The Wheego Whip, another Neighborhood Electric Vehicle, is expected to hit the streets in May, according to Engadget. That is, if Wheego Wheels can find dealers to sell these low-speed, souped-up golf carts. (I'm not just being mean; company founder Mike McQuary purchased a golf cart company and used its product as a base for the Whip).
Wheego, a division of Ruff & Tuff Electric Vehicles (seriously, that's the parent company name), is taking applications to form a network of 50 dealers. That's a strong goal in a weak economy for a new car that has limited use and range, and not much of a marketing plan. … Read more
"Should Uncle Sam provide billions in loans and grants to a promising but unproven business? Or should the government wait for the market to sort things out before it backs a U.S. company?"
Those are questions posed in a BusinessWeek article last week. However, the questions are largely rhetorical: the U.S. Department of Energy already has a $25 billion Advanced Technology Vehicles Manufacturing Loan Program, and many car and battery companies are counting on these loans to aid their development and production of lithium ion batteries.
So it's not a question of "should," it's a question of "how?"

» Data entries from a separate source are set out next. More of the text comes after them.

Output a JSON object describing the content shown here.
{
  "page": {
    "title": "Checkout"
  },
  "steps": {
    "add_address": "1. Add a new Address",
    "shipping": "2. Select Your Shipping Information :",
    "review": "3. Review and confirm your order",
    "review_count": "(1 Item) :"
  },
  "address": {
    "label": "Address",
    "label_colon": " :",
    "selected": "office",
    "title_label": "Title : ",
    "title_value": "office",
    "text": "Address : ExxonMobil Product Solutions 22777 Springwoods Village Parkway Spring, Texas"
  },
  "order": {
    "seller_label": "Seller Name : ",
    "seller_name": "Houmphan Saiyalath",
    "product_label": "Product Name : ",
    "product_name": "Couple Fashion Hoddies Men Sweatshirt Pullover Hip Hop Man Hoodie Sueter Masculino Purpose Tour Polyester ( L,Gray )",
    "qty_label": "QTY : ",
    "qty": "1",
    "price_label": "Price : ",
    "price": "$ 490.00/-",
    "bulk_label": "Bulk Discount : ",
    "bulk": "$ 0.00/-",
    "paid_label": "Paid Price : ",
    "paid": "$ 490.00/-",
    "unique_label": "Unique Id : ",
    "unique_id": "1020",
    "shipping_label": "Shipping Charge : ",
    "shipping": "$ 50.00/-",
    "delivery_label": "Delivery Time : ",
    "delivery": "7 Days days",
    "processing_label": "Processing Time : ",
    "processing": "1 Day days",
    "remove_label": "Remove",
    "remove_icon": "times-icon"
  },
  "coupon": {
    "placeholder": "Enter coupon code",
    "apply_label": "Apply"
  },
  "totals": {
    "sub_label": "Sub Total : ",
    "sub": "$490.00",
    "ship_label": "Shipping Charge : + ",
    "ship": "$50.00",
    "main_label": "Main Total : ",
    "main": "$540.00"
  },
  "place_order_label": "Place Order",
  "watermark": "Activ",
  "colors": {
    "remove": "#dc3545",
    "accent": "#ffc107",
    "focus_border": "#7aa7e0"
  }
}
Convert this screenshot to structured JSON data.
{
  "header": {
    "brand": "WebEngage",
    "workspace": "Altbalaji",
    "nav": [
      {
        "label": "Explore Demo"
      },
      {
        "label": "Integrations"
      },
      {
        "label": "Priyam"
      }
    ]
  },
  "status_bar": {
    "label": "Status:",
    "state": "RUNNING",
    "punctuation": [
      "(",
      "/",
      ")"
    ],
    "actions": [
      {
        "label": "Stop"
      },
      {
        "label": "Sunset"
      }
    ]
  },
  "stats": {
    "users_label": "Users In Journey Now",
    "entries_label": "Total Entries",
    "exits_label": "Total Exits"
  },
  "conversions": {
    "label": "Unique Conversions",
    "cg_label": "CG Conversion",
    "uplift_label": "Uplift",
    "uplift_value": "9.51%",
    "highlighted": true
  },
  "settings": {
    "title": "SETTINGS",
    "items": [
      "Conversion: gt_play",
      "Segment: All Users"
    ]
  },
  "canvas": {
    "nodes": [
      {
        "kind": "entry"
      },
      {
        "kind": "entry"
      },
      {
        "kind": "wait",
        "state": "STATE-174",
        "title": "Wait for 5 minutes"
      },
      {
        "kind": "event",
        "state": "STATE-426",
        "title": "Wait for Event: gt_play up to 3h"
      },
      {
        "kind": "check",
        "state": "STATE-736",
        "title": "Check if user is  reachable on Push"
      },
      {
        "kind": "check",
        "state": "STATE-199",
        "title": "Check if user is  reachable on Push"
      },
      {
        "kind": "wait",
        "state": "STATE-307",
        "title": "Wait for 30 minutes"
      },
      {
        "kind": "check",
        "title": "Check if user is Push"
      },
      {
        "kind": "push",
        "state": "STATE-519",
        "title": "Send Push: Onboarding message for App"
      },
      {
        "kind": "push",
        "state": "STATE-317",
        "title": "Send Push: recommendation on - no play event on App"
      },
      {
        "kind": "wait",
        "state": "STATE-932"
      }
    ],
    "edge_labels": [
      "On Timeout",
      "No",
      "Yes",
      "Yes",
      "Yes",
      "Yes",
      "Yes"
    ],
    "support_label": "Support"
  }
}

Lithium ion batteries will add at least $8,000 to the price of a production plug-in hybrid vehicle, according to BusinessWeek. However, that amount is probably on the low side when you consider that the Chevy Volt is predicted to cost a bit less than $40,000, a good portion of that price being the battery. Another manufacturer representative estimated that a lithium ion battery currently costs approximately $22,000, effectively putting the electric car out of reach to all but the well-heeled greenies. … Read more
Scientists from four Indian universities announced a discovery that enables them to use bacteria enzymes to trap and sequester CO2.
Researches found a way to use seven bacteria enzymes to speed up chemical reactions that convert carbon dioxide to calcium carbonate, according to a Cleantech Group article. Calcium carbonate is typically found in limestone or chalk and can be used in cement to built roads.
While it's not clear if this breakthrough could be used to help capture carbon emitted by existing cars on the road, it may have an application to improve the environmental impact of electric cars. … Read more
Swiss automaker Rinspeed will debut at the 2009 Geneva auto show an electric concept car that changes shape to conform to the number of passengers on board.
The iChange is a lightweight, 4,280mm (approximately 14 feet) EV sports car with a teardrop-like silhouette designed to maximize fuel efficiency for the single passenger. But with the push of a button, the sloped rear of the car pops up to accommodate two additional passengers, if needed.
The concept sports car forgoes doors, opting for a very ADA-unfriendly clamshell roof. Rinspeed is obviously assuming that in the future, women will no longer wear skirts. … Read more